### Activity
Report how many lines below contain the word "screenshot", and give only that number.

--------------------------------

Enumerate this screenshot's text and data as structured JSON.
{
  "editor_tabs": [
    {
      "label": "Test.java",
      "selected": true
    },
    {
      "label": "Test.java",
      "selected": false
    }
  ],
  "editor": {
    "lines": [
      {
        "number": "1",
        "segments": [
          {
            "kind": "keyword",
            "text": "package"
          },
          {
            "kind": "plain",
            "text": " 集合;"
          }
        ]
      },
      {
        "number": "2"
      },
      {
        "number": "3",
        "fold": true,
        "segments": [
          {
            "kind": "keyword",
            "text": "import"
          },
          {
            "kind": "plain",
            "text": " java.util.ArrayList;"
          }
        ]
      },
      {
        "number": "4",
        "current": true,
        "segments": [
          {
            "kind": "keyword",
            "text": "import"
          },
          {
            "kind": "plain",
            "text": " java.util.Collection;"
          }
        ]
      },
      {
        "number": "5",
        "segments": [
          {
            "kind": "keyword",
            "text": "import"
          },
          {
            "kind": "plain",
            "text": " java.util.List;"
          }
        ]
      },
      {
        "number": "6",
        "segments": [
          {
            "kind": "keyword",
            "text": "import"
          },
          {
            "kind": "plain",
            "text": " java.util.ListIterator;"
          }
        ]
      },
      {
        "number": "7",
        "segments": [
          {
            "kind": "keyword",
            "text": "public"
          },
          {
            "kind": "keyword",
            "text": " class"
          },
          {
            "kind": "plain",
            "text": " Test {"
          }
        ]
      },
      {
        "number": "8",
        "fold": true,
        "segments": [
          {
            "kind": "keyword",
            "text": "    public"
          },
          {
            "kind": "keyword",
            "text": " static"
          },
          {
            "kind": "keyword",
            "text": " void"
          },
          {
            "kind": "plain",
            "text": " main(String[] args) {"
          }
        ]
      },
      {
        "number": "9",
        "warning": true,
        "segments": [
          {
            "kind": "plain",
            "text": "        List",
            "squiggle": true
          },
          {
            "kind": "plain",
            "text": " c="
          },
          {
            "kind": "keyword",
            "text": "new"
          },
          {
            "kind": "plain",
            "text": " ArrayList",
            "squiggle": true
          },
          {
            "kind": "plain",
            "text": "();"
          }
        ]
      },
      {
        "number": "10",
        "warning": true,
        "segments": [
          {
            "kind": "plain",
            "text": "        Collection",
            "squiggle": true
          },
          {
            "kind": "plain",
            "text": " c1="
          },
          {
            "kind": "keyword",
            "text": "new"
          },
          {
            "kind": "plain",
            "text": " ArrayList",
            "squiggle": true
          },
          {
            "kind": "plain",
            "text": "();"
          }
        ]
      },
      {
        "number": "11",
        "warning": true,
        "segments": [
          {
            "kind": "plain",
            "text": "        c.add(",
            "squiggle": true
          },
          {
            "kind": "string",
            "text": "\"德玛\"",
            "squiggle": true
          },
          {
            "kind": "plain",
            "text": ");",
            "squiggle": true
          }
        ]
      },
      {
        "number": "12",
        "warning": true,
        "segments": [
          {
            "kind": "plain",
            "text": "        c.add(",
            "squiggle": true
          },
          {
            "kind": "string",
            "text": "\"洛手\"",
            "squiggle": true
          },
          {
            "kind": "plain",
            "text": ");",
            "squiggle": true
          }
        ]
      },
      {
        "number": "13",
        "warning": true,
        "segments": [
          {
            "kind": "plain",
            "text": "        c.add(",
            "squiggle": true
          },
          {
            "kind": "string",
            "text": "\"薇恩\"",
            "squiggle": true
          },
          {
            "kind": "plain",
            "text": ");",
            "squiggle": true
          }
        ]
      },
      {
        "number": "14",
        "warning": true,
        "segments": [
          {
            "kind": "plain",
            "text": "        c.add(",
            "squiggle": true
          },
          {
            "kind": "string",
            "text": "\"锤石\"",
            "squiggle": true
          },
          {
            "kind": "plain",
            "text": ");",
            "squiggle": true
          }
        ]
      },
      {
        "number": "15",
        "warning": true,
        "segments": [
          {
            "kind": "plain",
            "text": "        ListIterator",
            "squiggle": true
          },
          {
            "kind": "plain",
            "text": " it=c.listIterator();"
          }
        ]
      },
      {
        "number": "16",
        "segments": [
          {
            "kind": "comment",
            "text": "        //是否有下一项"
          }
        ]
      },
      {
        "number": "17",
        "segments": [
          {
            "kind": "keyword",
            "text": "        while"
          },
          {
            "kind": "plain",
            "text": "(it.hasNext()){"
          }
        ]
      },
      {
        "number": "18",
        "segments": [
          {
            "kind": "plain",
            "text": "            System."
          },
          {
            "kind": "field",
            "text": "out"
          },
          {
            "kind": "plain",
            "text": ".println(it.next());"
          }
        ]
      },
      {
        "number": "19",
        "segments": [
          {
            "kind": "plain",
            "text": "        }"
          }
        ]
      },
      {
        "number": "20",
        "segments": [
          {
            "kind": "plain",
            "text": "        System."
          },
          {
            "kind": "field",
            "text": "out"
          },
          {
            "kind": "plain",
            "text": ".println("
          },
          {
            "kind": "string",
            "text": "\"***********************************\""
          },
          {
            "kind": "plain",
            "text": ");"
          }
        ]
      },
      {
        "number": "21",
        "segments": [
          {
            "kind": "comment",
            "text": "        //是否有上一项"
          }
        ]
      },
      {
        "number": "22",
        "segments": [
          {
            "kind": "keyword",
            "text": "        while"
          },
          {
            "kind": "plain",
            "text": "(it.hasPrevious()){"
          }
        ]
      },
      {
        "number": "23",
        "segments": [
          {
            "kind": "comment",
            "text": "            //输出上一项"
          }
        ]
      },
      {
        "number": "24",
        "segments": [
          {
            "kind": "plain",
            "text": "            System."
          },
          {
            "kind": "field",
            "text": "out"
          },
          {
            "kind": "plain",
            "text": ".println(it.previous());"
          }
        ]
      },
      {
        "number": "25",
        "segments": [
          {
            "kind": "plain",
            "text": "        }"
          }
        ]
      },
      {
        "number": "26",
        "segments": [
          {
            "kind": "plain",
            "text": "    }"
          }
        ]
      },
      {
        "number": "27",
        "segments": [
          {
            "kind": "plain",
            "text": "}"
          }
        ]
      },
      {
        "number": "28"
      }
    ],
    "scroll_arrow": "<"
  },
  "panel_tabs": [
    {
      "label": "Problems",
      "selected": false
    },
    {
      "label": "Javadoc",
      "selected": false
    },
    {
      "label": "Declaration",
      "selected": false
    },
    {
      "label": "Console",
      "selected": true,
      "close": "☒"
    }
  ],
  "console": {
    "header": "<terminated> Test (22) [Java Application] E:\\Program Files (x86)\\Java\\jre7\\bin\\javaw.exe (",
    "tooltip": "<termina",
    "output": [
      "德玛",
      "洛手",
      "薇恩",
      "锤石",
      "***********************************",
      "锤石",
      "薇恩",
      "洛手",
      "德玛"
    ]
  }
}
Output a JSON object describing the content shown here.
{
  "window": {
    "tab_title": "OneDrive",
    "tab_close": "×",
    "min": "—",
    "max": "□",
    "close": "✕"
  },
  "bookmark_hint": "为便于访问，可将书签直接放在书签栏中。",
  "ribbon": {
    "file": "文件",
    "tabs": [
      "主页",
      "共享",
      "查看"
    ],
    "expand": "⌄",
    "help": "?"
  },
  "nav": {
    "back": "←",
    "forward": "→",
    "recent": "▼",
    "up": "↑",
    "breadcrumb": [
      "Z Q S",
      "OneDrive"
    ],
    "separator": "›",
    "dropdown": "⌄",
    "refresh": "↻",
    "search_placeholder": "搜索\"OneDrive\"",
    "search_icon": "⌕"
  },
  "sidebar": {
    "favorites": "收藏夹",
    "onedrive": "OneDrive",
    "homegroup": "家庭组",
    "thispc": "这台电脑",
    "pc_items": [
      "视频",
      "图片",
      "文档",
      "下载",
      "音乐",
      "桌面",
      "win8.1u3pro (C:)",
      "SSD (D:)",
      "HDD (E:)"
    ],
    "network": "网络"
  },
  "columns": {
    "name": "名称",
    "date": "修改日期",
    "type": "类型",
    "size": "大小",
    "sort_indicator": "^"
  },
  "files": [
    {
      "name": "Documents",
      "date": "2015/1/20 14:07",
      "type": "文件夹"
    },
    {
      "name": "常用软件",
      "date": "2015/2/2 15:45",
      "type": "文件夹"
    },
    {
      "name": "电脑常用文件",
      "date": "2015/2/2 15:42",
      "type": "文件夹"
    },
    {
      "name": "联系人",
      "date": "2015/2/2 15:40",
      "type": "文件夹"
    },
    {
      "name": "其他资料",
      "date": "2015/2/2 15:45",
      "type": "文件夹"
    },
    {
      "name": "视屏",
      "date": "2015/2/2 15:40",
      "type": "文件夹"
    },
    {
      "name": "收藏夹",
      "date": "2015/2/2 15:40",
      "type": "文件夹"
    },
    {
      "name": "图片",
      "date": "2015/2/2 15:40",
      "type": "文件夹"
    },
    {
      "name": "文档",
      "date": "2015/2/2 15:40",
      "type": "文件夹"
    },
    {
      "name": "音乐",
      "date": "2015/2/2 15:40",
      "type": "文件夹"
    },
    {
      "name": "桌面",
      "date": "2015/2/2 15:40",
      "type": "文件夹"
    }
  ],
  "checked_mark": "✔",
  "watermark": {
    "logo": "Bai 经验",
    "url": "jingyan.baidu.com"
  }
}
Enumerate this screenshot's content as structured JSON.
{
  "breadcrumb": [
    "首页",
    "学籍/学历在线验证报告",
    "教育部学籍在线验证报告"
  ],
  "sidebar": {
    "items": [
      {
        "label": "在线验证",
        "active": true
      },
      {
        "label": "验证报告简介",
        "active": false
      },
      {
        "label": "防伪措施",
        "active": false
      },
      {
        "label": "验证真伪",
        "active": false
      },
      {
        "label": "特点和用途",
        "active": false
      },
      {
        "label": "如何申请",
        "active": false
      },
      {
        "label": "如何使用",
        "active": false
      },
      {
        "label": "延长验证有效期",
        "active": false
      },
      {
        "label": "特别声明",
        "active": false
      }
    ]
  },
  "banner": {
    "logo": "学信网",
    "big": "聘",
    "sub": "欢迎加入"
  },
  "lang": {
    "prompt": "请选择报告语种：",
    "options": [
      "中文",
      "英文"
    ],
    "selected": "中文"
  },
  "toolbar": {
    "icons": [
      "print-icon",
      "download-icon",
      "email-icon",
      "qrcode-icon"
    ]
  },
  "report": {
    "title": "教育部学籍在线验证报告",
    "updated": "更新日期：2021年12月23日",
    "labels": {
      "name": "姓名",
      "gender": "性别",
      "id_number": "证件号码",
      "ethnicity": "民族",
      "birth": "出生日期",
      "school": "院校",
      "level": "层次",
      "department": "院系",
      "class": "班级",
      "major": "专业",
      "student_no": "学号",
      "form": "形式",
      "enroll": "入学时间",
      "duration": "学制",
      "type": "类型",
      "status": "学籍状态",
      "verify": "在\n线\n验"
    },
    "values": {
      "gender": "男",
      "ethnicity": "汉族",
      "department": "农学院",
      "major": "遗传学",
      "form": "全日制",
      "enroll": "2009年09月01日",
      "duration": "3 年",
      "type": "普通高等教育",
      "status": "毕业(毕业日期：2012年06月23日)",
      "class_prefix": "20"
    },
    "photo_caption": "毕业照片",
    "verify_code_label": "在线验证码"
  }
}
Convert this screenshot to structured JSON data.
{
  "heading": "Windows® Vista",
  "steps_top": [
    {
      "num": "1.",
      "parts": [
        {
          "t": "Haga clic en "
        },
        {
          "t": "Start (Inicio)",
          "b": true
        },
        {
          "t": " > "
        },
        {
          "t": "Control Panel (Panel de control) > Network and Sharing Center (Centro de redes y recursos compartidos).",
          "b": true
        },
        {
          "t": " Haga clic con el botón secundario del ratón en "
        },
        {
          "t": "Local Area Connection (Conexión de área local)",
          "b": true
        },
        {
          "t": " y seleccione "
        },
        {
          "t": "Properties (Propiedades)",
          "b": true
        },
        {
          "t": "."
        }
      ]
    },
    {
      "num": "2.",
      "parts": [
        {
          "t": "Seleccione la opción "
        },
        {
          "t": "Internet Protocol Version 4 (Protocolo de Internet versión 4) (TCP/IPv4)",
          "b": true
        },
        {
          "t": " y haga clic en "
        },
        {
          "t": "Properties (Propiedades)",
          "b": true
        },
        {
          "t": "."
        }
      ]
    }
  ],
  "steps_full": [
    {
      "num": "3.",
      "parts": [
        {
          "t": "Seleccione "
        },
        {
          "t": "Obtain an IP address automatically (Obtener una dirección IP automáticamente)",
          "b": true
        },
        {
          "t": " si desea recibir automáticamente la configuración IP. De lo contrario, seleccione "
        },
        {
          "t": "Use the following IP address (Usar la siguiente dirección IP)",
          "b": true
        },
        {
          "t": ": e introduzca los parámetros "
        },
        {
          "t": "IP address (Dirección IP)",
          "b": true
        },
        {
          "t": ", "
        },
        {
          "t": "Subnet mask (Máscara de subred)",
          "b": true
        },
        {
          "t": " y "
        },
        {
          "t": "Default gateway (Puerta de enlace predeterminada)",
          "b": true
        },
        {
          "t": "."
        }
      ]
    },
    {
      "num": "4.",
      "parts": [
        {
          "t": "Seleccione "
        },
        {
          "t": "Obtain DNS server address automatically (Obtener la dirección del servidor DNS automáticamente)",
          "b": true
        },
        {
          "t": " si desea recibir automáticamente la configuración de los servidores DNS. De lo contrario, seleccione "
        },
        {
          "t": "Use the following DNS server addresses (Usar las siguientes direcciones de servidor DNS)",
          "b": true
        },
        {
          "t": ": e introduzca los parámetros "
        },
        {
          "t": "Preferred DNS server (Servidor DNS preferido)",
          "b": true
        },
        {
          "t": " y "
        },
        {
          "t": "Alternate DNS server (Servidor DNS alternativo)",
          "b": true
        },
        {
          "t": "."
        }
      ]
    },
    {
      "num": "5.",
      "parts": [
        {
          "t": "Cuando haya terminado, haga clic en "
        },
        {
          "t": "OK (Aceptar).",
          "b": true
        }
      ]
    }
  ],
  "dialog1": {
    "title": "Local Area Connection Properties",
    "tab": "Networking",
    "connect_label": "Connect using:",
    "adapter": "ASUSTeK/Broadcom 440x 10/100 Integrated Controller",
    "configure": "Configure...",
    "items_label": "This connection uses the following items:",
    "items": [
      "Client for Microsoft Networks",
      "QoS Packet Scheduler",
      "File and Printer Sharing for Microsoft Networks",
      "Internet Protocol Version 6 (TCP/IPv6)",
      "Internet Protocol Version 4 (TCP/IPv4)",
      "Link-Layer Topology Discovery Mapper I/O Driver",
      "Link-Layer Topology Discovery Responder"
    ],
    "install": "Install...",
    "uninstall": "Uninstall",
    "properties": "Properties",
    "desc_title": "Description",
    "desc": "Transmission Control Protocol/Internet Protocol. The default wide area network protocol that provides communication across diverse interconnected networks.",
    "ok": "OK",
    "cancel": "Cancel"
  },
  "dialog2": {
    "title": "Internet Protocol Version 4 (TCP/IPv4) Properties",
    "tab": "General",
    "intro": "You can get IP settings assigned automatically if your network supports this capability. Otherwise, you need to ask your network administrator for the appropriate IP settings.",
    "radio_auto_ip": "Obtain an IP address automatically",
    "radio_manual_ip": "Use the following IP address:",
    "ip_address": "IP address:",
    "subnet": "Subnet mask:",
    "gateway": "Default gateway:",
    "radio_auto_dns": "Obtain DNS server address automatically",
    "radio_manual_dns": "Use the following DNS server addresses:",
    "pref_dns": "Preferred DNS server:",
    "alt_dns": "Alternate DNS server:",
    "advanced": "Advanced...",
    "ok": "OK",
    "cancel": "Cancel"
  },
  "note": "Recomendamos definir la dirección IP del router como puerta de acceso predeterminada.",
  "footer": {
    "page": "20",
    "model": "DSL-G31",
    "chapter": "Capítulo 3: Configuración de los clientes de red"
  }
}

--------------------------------

### Response to this exercise
3